YOU ARE HERE: LAT HomeCollections


Stocks, Bonds Falter in Year's Slowest Session

July 30, 1996|From Times Staff and Wire Reports

Stocks closed broadly lower Monday in the slowest full trading session of 1996, as bond yields jumped ahead of some crucial economic reports.

The Dow Jones industrial average fell 38.47 points to 5,434.59, with most of the decline occurring in the final two hours.

Losers topped winners by 15 to 9 on the New York Stock Exchange, where trading volume was a mere 281 million shares.

In the Nasdaq market of mostly smaller stocks, the composite index sank 12.97 points, or 1.2%, to 1,066.47. Volume was 418 million shares, second-slowest this year.

Summer Mondays are often sluggish trading days, but more investors than usual may have stayed sidelined as bond yields rose in advance of a barrage of important economic data this week.

The 30-year Treasury bond yield jumped to 7.09% from 7.01% on Friday. Shorter-term yields rose as well, although, as with stocks, trading was thin.

Many analysts believe that economic reports this week will determine whether the Federal Reserve Board decides to raise short-term interest rates to dampen economic growth and inflationary pressures.

One important report is due today: the employment cost index, a gauge of wage inflation. On Thursday the government reports on second-quarter gross domestic product growth, and on Friday the July employment report is due.

"We're on the cusp here" in terms of the Fed, said Tony Riley, an economist at A. Gary Shilling & Co. in Springfield, N.J.

Although bond yields are already at levels that assume at least a quarter of a point increase in the Fed's benchmark short-term interest rate, analysts still believe the bond market could react badly to a Fed credit-tightening move, pushing yields even higher.

In the wake of the stock market's recent decline, higher interest rates could wreak havoc with share prices as well, some Wall Streeters warn.

Among Monday's highlights:

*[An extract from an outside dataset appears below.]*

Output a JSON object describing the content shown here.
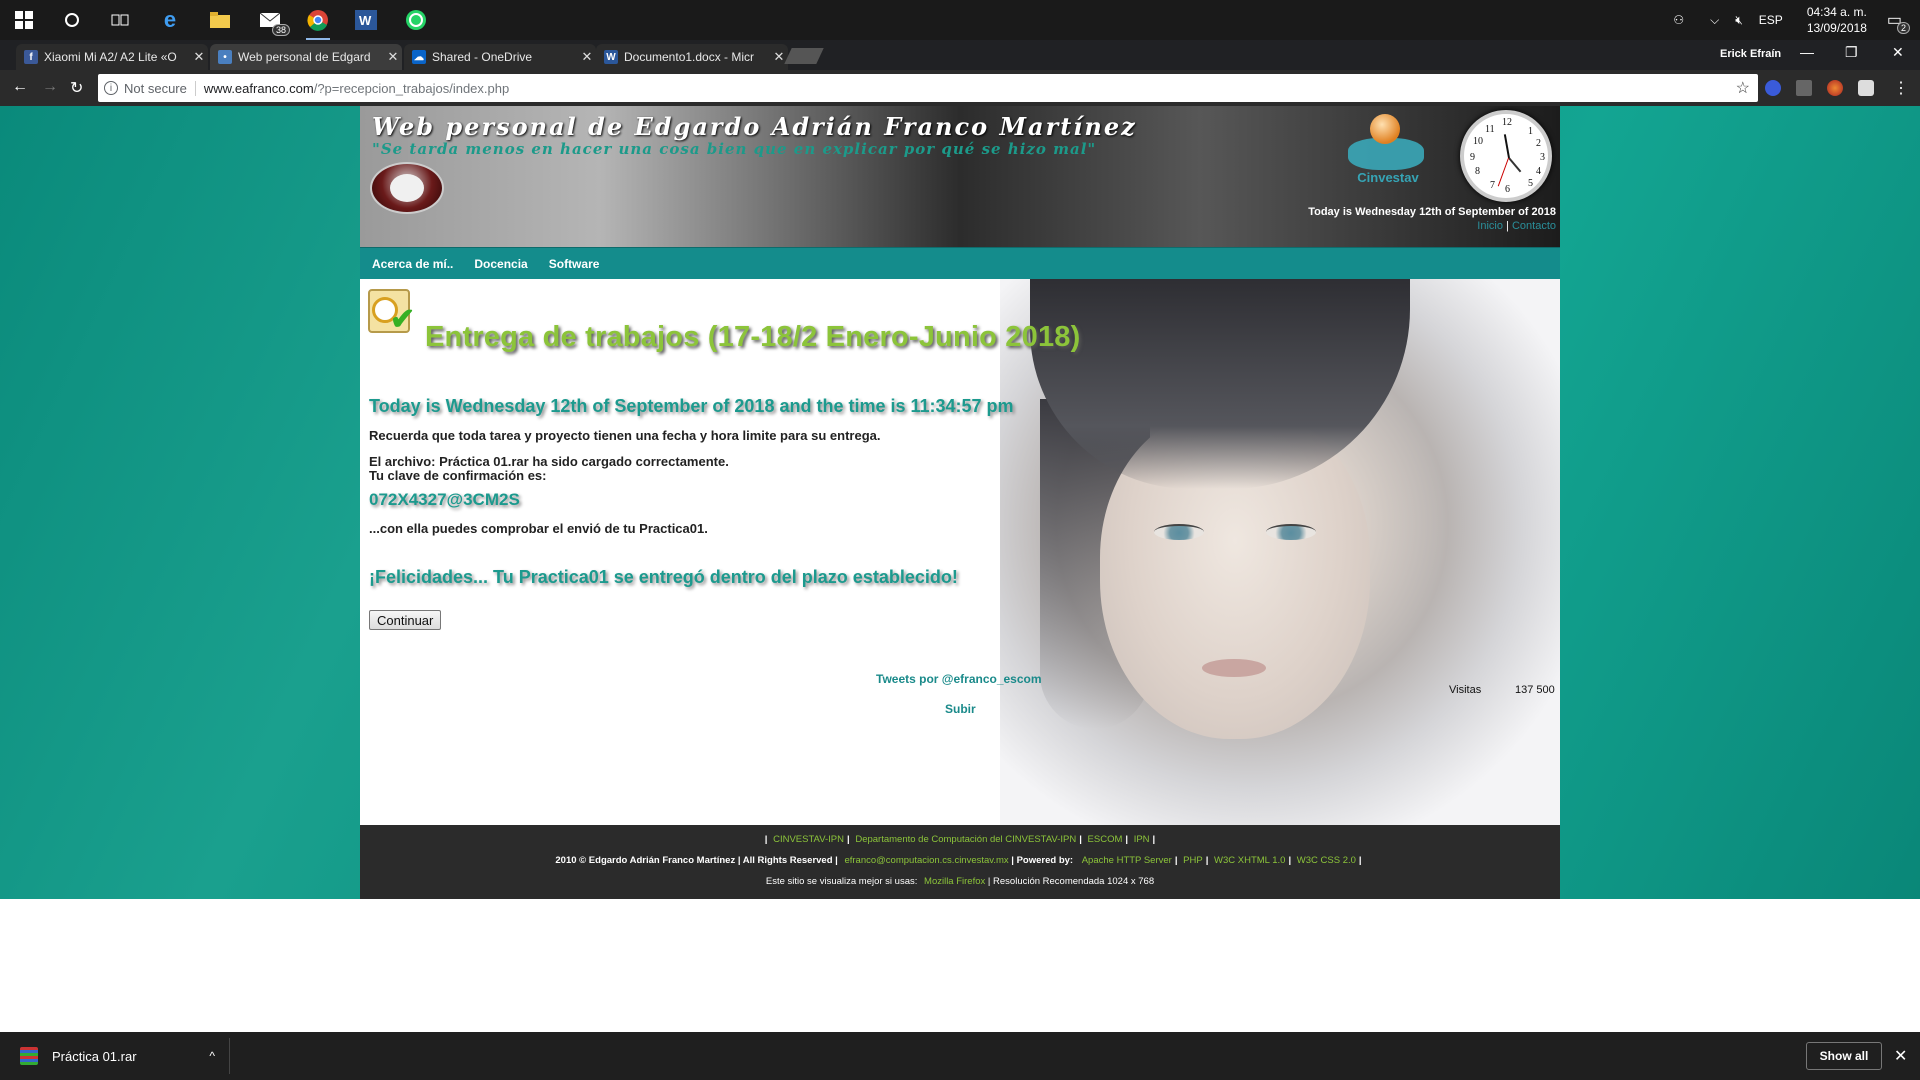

* Sellers chipped away at many already-battered blue-chip shares, including AT&T, down 5/8 to 51 1/4; Disney, down 3/4 to 53 3/8; and GM, down 1/2 to 47 1/4.

* In the tech sector, Newbridge Networks plunged 6 1/2 to 41 5/8 after another brokerage raised concerns about near-term earnings growth for the computer networker.

Other tech losers included Xylan, down 2 1/2 to 41 7/8; Cabletron Systems, down 2 1/4 to 58 3/8; and Texas Instruments, off 2 1/8 to 42 3/8.

* Interest-rate-sensitive issues were broadly lower on rate concerns. Merrill Lynch lost 7/8 to 58 7/8, Federal National Mortgage sank 1 to 30 3/4 and Chase Manhattan dropped 1 1/4 to 67 7/8.

* On the plus side, Reebok soared 3 1/2 to 34 3/4 after the company said it will buy back a third of its stock in a "Dutch auction" tender offer, at between 30 and 36 a share. Under the offer, stockholders will specify prices at which they are willing to tender their shares, and Reebok will then determine a final price.

The buyback is aimed at appeasing disgruntled shareholders who are unhappy with the company's lackluster results, analysts said. The buyback will also raise CEO Paul Fireman's stake in the company from 14% to 21%, giving him greater control.

* Among Southland issues, Dove Audio was unchanged at 6 7/8 on Nasdaq. Investor Norton Herrick of Boca Raton, Fla., disclosed that he has a 6.8% stake and said it is for investment purposes.

Martin Lawrence fell 1/8 to 1/4. The art firm said the NYSE plans to delist its shares as of Aug. 12.

Los Angeles Times Articles